- Using a CDN such as Amazon CloudFront to serve up your assets.
- Reducing the number of DOM elements to improve page load time.
The PageSpeed Insights tool mentioned above can act as a useful tool to test the optimisations you have done so that you know when you are actually making a (positive!) difference. Hopefully your developer has already done most of the above but if not, make sure they do in good time before the sales period begins.
And finally, if you haven't already, it's a good idea to let your web team know that you are planning a Black Friday sale. This will ensure they're not surprised when the server traffic spikes and they can make recommendations (if needed) to handle the increased traffic. The last thing you want is your site falling down and costing you sales!
For DrupalCon Amsterdam, Srijan ran a competition with the prize being an Apple Watch 5. It was a fun idea. Try to get a screenshot of an animated GIF slot machine showing 3 matching logos and tweet it.
I entered the competition.
The competition had a flaw. The winner was selected based on likes.
After a week I realised that I wasn’t going to win. Others were able to garner more likes than I could. Then my hacker mindset kicked in.
I thought I’d find how much 100 likes would cost. A quick search revealed likes costs pennies a piece. At this point I decided that instead of buying an easy win, I’d buy a ridiculous number of likes. 500 likes only cost 7USD. Having a blog post about gaming the system was a good enough prize for me.
I was unsure how things would go. I was supposed to get my 500 likes across 10 days. For the first 12 hours I got nothing. I thought I’d lost my money on a scam. Then the trickle of likes started. Every hour I’d get a 2-3 likes, mostly from Eastern Europe. Every so often I’d get a retweet or a bonus like on a follow up comment. All up I got over 600 fake likes. Great value for money.

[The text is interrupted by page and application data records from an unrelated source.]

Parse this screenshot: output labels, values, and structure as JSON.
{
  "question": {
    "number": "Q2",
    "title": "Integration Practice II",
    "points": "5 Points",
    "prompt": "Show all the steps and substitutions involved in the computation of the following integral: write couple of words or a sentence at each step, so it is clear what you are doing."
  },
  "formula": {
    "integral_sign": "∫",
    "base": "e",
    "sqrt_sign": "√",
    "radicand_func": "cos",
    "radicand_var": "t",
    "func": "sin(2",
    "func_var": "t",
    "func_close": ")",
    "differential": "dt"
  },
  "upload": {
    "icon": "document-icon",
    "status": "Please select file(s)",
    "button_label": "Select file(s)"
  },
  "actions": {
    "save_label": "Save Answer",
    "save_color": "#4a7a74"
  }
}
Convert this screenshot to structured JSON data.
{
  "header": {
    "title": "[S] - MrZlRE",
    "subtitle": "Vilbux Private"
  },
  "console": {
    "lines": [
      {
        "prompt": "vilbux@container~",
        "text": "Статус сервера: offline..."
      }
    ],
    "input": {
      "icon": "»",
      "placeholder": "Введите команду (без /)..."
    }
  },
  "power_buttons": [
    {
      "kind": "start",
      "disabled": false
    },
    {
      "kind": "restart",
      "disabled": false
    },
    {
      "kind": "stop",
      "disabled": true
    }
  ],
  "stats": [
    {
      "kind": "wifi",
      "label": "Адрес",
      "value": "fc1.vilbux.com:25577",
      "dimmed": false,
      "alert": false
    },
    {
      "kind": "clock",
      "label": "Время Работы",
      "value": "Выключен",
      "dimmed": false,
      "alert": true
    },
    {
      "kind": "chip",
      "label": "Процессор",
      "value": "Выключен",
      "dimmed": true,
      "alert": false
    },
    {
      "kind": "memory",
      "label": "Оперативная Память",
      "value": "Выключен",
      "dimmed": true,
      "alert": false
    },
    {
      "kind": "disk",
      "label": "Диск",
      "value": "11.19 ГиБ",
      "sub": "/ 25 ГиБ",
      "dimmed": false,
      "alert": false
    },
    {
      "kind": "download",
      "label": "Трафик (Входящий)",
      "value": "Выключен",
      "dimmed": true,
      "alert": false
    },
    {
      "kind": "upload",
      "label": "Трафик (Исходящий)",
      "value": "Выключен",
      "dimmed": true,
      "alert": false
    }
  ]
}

Today Sirjan awarded me the watch. I waited until after they’ve finished taking photos before coming clean. Pics or it didn’t happen and all that. The insisted that I still won the competition without the bought likes.
Think very carefully before launching a competition that involves social media engagement. There’s a whole fake engagement economy.
The International Splash Awards 2019 took place last night in Amsterdam. The event was well organised and team 1xINTERNET had a great evening. It was nice to meet our colleagues from all over Europe and see the great selection of work being created with Drupal. Over 75 projects from 13 countries were submitted so the jury had a big task choosing the nominees.
Yesterday I presented the updates for the Configuration Management Initiative 2 at DrupalCon Amsterdam.
The main takeaways are:
- The sync directory is defined in $settings and not $config_directories
- Event is dispatched before configuration import and export to transform the configuration
- Modules can be excluded from the configuration synchronization
You can find more explanation in our previous blog post
There were 180 people in the small room and many who wanted to join the session simply couldn't fit any more.
Attached are the slides of the session and I will update this post once the recording is available.
There is still a lot of work to be done for CMI 2, join us on the contribution day at DrupalCon.Tags: DrupalConDrupal 8Drupal PlanetAttachments: CMI 2 Updates Drupalcon Amsterdam update
Recently one of our clients asked us to come up with a better language detection and redirection solution for their multilingual Drupal 8 site. Most out of the box solutions do not provide great user experience and IP based detection do not always work as expected. Browser based redirection also not an ideal option since at some point a visitor might want to manually choose wich language they want to see.
Having this issue in hand I started looking into possible solutions, I looked at number of multilingual Drupal and non-Drupal sites and couldn't find anything that would work for our client. I thought what if we ask a visitor what to do by showing them a box with browser detected langauge. This is just as Chrome's transaltion prompt that asks you if you'd like to translate the site. The prompt that is very simple and not as annyoing as some auto redirect solutions.